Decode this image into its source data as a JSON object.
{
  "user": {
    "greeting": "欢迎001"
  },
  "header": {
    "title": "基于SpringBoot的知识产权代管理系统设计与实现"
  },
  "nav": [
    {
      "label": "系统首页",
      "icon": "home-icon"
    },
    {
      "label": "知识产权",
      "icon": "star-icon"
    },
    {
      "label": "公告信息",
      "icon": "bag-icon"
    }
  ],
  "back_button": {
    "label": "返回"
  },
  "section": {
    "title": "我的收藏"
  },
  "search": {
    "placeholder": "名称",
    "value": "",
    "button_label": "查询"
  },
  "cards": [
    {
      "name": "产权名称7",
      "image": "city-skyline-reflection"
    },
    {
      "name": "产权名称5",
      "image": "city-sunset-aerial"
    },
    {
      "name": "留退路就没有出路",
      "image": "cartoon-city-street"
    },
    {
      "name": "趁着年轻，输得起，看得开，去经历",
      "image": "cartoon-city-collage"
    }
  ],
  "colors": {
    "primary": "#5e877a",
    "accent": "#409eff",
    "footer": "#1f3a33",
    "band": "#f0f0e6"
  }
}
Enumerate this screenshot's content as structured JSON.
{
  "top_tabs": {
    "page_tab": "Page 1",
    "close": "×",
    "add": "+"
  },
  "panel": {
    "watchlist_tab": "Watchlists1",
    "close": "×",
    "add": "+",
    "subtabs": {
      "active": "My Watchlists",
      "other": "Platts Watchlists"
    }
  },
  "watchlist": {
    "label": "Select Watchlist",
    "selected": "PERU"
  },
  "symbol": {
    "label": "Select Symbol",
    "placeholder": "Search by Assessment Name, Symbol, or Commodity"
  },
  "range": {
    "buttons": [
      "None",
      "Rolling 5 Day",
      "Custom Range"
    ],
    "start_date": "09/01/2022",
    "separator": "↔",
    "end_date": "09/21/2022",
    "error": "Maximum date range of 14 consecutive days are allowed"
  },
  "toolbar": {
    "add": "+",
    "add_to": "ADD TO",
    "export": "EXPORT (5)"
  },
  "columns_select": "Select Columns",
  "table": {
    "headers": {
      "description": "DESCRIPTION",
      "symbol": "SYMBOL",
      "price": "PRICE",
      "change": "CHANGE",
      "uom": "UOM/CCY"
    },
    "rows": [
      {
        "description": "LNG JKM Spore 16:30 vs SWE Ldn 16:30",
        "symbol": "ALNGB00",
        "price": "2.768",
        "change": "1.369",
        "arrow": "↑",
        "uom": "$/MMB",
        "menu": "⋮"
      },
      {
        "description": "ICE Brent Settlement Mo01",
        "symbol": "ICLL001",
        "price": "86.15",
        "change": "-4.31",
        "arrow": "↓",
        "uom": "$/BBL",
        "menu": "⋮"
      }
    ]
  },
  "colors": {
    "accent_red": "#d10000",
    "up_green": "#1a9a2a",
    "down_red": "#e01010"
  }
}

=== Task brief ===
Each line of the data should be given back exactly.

=== Output for this exercise ===
Decode this image into its source data as a JSON object.
{
  "user": {
    "greeting": "欢迎001"
  },
  "header": {
    "title": "基于SpringBoot的知识产权代管理系统设计与实现"
  },
  "nav": [
    {
      "label": "系统首页",
      "icon": "home-icon"
    },
    {
      "label": "知识产权",
      "icon": "star-icon"
    },
    {
      "label": "公告信息",
      "icon": "bag-icon"
    }
  ],
  "back_button": {
    "label": "返回"
  },
  "section": {
    "title": "我的收藏"
  },
  "search": {
    "placeholder": "名称",
    "value": "",
    "button_label": "查询"
  },
  "cards": [
    {
      "name": "产权名称7",
      "image": "city-skyline-reflection"
    },
    {
      "name": "产权名称5",
      "image": "city-sunset-aerial"
    },
    {
      "name": "留退路就没有出路",
      "image": "cartoon-city-street"
    },
    {
      "name": "趁着年轻，输得起，看得开，去经历",
      "image": "cartoon-city-collage"
    }
  ],
  "colors": {
    "primary": "#5e877a",
    "accent": "#409eff",
    "footer": "#1f3a33",
    "band": "#f0f0e6"
  }
}
Enumerate this screenshot's content as structured JSON.
{
  "top_tabs": {
    "page_tab": "Page 1",
    "close": "×",
    "add": "+"
  },
  "panel": {
    "watchlist_tab": "Watchlists1",
    "close": "×",
    "add": "+",
    "subtabs": {
      "active": "My Watchlists",
      "other": "Platts Watchlists"
    }
  },
  "watchlist": {
    "label": "Select Watchlist",
    "selected": "PERU"
  },
  "symbol": {
    "label": "Select Symbol",
    "placeholder": "Search by Assessment Name, Symbol, or Commodity"
  },
  "range": {
    "buttons": [
      "None",
      "Rolling 5 Day",
      "Custom Range"
    ],
    "start_date": "09/01/2022",
    "separator": "↔",
    "end_date": "09/21/2022",
    "error": "Maximum date range of 14 consecutive days are allowed"
  },
  "toolbar": {
    "add": "+",
    "add_to": "ADD TO",
    "export": "EXPORT (5)"
  },
  "columns_select": "Select Columns",
  "table": {
    "headers": {
      "description": "DESCRIPTION",
      "symbol": "SYMBOL",
      "price": "PRICE",
      "change": "CHANGE",
      "uom": "UOM/CCY"
    },
    "rows": [
      {
        "description": "LNG JKM Spore 16:30 vs SWE Ldn 16:30",
        "symbol": "ALNGB00",
        "price": "2.768",
        "change": "1.369",
        "arrow": "↑",
        "uom": "$/MMB",
        "menu": "⋮"
      },
      {
        "description": "ICE Brent Settlement Mo01",
        "symbol": "ICLL001",
        "price": "86.15",
        "change": "-4.31",
        "arrow": "↓",
        "uom": "$/BBL",
        "menu": "⋮"
      }
    ]
  },
  "colors": {
    "accent_red": "#d10000",
    "up_green": "#1a9a2a",
    "down_red": "#e01010"
  }
}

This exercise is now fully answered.